§ **Requirement**
Count every line of these entries that holds the word "JSON", and reply with the number only.

§ **Data for review**

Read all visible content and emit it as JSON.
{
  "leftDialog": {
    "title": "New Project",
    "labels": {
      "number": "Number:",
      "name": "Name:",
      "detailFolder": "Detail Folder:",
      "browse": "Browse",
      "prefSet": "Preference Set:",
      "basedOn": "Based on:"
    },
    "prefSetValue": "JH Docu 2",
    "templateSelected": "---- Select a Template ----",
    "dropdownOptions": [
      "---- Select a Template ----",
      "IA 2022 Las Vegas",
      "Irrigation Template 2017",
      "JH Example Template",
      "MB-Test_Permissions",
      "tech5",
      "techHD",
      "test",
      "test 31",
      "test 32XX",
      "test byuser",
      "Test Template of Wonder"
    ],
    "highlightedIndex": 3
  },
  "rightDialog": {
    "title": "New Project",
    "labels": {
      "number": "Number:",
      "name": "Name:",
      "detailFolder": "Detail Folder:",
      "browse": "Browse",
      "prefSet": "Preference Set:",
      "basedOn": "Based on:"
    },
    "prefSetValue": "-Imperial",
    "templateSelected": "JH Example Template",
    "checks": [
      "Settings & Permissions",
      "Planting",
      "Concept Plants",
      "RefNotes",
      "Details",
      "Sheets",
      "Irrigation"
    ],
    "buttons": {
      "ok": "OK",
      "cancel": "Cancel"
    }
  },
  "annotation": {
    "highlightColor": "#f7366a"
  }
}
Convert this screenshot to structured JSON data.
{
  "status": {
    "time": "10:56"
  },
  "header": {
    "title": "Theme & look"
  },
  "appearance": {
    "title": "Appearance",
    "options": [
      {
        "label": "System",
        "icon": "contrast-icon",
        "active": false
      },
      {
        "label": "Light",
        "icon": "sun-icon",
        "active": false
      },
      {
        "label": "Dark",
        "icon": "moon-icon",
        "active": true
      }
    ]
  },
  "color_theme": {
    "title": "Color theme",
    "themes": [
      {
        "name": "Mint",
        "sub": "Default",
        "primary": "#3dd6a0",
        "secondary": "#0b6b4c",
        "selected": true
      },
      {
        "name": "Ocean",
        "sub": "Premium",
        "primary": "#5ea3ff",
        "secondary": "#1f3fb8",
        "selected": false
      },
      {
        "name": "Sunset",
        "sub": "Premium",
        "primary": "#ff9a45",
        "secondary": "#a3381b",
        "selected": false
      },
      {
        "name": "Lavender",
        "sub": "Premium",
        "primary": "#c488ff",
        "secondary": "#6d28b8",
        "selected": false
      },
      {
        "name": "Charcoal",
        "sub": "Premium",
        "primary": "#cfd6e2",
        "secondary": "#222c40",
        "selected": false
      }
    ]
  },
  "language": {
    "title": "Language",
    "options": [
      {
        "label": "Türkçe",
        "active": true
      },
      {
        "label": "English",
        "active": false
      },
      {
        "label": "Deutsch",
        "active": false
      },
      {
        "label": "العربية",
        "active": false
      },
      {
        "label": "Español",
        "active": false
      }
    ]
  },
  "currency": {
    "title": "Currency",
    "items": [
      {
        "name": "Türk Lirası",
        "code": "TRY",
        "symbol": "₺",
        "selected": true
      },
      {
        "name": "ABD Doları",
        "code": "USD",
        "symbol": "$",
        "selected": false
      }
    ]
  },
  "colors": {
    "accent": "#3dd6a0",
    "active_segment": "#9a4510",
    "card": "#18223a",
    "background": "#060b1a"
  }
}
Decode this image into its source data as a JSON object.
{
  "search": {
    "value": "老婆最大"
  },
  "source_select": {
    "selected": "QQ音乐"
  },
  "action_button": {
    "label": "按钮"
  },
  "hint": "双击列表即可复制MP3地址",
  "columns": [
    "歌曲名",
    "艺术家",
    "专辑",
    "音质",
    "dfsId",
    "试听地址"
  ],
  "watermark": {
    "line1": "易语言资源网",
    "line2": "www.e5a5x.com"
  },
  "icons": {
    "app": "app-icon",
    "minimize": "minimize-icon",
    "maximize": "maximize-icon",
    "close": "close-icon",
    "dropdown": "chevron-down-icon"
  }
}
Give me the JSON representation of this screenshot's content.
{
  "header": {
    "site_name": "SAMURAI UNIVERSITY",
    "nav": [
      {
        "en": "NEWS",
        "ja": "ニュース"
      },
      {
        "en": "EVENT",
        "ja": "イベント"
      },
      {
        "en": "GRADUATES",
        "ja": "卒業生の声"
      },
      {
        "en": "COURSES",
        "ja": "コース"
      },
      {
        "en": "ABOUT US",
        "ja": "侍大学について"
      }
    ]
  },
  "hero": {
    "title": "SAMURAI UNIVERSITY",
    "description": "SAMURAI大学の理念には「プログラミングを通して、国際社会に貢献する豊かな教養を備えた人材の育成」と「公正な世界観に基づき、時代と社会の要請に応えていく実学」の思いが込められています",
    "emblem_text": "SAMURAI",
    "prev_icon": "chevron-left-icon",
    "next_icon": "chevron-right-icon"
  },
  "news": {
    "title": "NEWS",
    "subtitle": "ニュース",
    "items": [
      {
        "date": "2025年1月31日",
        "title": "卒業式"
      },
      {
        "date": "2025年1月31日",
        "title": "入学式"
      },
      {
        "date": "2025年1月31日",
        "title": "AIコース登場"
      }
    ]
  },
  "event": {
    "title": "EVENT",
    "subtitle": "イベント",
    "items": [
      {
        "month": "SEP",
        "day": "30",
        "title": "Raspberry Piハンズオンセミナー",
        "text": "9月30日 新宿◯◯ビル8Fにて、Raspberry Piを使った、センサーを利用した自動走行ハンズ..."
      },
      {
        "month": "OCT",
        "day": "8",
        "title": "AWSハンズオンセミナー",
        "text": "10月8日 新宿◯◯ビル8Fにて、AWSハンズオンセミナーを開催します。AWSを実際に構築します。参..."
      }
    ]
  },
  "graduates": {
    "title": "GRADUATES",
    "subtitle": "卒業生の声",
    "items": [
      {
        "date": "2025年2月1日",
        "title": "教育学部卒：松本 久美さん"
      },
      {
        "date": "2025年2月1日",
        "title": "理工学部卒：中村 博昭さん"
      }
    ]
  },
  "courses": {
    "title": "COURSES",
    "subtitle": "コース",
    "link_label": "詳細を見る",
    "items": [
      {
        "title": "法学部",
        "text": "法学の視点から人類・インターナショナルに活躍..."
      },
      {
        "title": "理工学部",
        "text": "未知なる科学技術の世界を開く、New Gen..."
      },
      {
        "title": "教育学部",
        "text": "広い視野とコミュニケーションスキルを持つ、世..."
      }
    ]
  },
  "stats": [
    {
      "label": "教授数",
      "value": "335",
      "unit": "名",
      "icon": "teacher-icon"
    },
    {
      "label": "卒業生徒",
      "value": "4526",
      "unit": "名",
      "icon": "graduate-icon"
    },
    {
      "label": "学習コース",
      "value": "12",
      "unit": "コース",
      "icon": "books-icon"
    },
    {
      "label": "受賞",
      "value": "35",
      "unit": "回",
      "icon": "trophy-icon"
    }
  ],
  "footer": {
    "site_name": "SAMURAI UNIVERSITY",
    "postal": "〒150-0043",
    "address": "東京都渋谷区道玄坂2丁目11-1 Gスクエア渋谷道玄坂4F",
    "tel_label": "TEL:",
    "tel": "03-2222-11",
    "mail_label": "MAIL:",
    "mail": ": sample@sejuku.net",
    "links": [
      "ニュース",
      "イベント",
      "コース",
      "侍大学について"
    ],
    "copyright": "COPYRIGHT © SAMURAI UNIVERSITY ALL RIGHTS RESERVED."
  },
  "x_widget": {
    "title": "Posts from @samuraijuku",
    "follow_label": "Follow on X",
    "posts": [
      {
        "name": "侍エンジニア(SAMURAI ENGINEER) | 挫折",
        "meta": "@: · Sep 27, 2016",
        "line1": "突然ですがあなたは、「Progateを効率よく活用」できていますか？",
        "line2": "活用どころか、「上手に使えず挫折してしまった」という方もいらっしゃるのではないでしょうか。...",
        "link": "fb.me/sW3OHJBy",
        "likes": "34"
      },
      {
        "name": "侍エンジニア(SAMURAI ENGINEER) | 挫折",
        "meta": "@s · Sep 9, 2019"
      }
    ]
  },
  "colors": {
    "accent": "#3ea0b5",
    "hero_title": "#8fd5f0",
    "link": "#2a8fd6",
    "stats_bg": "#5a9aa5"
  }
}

§ **Answer to the problem**
4